■ Exercise brief: Your answer must be every line of the data below that holds the string "MORE", copied exactly.

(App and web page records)
= = =

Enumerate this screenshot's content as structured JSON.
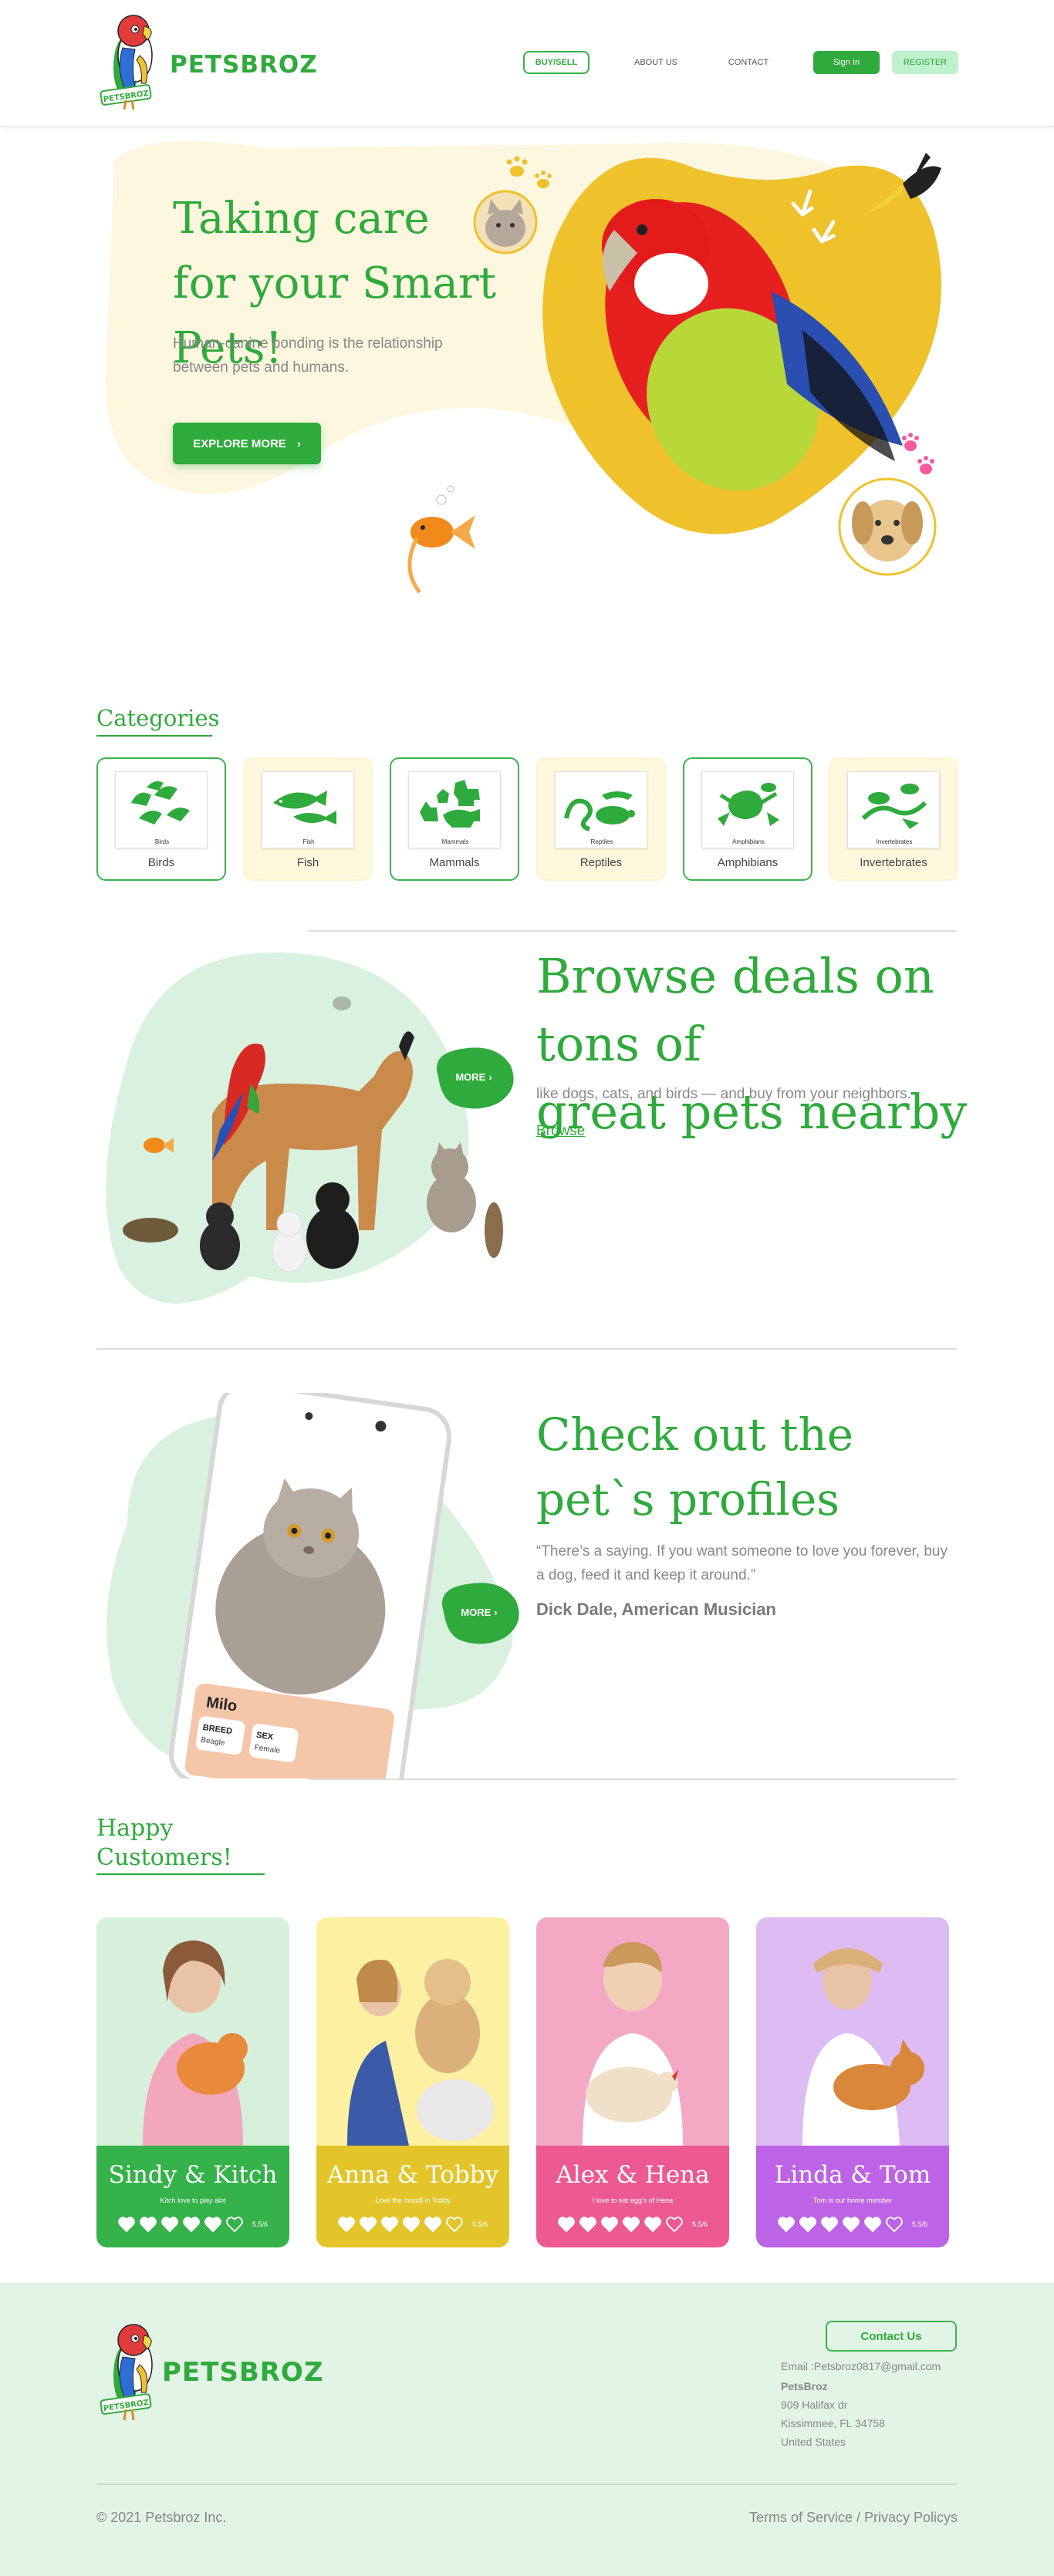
{
  "brand": {
    "name": "PETSBROZ",
    "logo_badge": "PETSBROZ",
    "primary_color": "#2faa3c",
    "accent_yellow": "#f0c030"
  },
  "nav": {
    "buy_sell": "BUY/SELL",
    "about": "ABOUT US",
    "contact": "CONTACT",
    "sign_in": "Sign In",
    "register": "REGISTER"
  },
  "hero": {
    "title_line1": "Taking care",
    "title_line2": "for your Smart Pets!",
    "description": "Human-canine bonding is the relationship between pets and humans.",
    "cta": "EXPLORE MORE",
    "cta_icon": "chevron-right-icon"
  },
  "categories": {
    "title": "Categories",
    "items": [
      {
        "label": "Birds",
        "thumb_label": "Birds",
        "icon": "birds-icon"
      },
      {
        "label": "Fish",
        "thumb_label": "Fish",
        "icon": "fish-icon"
      },
      {
        "label": "Mammals",
        "thumb_label": "Mammals",
        "icon": "mammals-icon"
      },
      {
        "label": "Reptiles",
        "thumb_label": "Reptiles",
        "icon": "reptiles-icon"
      },
      {
        "label": "Amphibians",
        "thumb_label": "Amphibians",
        "icon": "amphibians-icon"
      },
      {
        "label": "Invertebrates",
        "thumb_label": "Invertebrates",
        "icon": "invertebrates-icon"
      }
    ]
  },
  "browse": {
    "title_line1": "Browse deals on tons of",
    "title_line2": "great pets nearby",
    "description": "like dogs, cats, and birds — and buy from your neighbors.",
    "link": "Browse",
    "more": "MORE"
  },
  "profiles": {
    "title_line1": "Check out the",
    "title_line2": "pet`s profiles",
    "quote": "“There’s a saying. If you want someone to love you forever, buy a dog, feed it and keep it around.”",
    "author": "Dick Dale, American Musician",
    "more": "MORE",
    "phone": {
      "pet_name": "Milo",
      "breed_label": "BREED",
      "breed_value": "Beagle",
      "sex_label": "SEX",
      "sex_value": "Female"
    }
  },
  "customers": {
    "title_line1": "Happy",
    "title_line2": "Customers!",
    "items": [
      {
        "name": "Sindy & Kitch",
        "note": "Kitch love to play alot",
        "rating": 5,
        "score": "5.5/6",
        "photo_bg": "#d6f0dc",
        "band": "#35b24a"
      },
      {
        "name": "Anna & Tobby",
        "note": "Love the moodl in Tobby",
        "rating": 5,
        "score": "5.5/6",
        "photo_bg": "#fdf0a0",
        "band": "#e3c52a"
      },
      {
        "name": "Alex & Hena",
        "note": "I love to eat egg's of Hena",
        "rating": 5,
        "score": "5.5/6",
        "photo_bg": "#f3a9c4",
        "band": "#ec5a91"
      },
      {
        "name": "Linda & Tom",
        "note": "Tom is our home member",
        "rating": 5,
        "score": "5.5/6",
        "photo_bg": "#dcbcf2",
        "band": "#bd63e6"
      }
    ]
  },
  "footer": {
    "brand": "PETSBROZ",
    "contact_button": "Contact Us",
    "email": "Email :Petsbroz0817@gmail.com",
    "company": "PetsBroz",
    "address_lines": [
      "909 Halifax dr",
      "Kissimmee, FL 34758",
      "United States"
    ],
    "copyright": "© 2021 Petsbroz Inc.",
    "links": "Terms of Service / Privacy Policys"
  }
}
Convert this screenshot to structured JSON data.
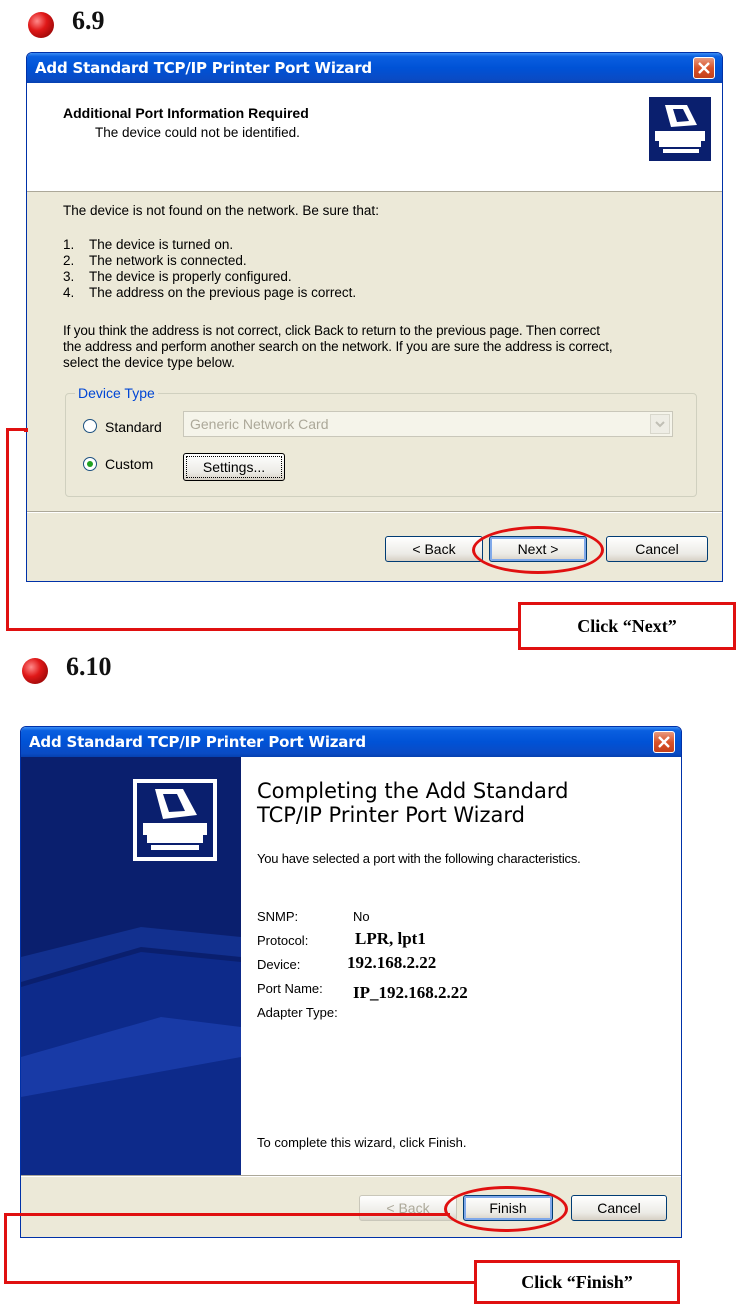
{
  "step1": {
    "number": "6.9",
    "window_title": "Add Standard TCP/IP Printer Port Wizard",
    "header_title": "Additional Port Information Required",
    "header_subtitle": "The device could not be identified.",
    "intro": "The device is not found on the network.  Be sure that:",
    "list": [
      {
        "num": "1.",
        "text": "The device is turned on."
      },
      {
        "num": "2.",
        "text": "The network is connected."
      },
      {
        "num": "3.",
        "text": "The device is properly configured."
      },
      {
        "num": "4.",
        "text": "The address on the previous page is correct."
      }
    ],
    "para": [
      "If you think the address is not correct, click Back to return to the previous page.  Then correct",
      "the address and perform another search on the network.  If you are sure the address is correct,",
      "select the device type below."
    ],
    "group_label": "Device Type",
    "radio_standard": "Standard",
    "standard_select_value": "Generic Network Card",
    "radio_custom": "Custom",
    "settings_button": "Settings...",
    "back_button": "< Back",
    "next_button": "Next >",
    "cancel_button": "Cancel",
    "callout": "Click  “Next”"
  },
  "step2": {
    "number": "6.10",
    "window_title": "Add Standard TCP/IP Printer Port Wizard",
    "heading_line1": "Completing the Add Standard",
    "heading_line2": "TCP/IP Printer Port Wizard",
    "selected_text": "You have selected a port with the following characteristics.",
    "props": [
      {
        "label": "SNMP:",
        "value": "No"
      },
      {
        "label": "Protocol:",
        "value": "LPR, lpt1"
      },
      {
        "label": "Device:",
        "value": "192.168.2.22"
      },
      {
        "label": "Port Name:",
        "value": "IP_192.168.2.22"
      },
      {
        "label": "Adapter Type:",
        "value": ""
      }
    ],
    "complete_text": "To complete this wizard, click Finish.",
    "back_button": "< Back",
    "finish_button": "Finish",
    "cancel_button": "Cancel",
    "callout": "Click  “Finish”"
  },
  "colors": {
    "title_blue": "#0052d6",
    "dialog_bg": "#ece9d8",
    "annotation_red": "#e01010",
    "sidebar_navy": "#0a1f6e"
  },
  "icons": [
    "bullet-icon",
    "close-icon",
    "printer-wizard-icon"
  ]
}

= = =

■ Written solution:
    "cta": "EXPLORE MORE",
    "more": "MORE"
    "more": "MORE",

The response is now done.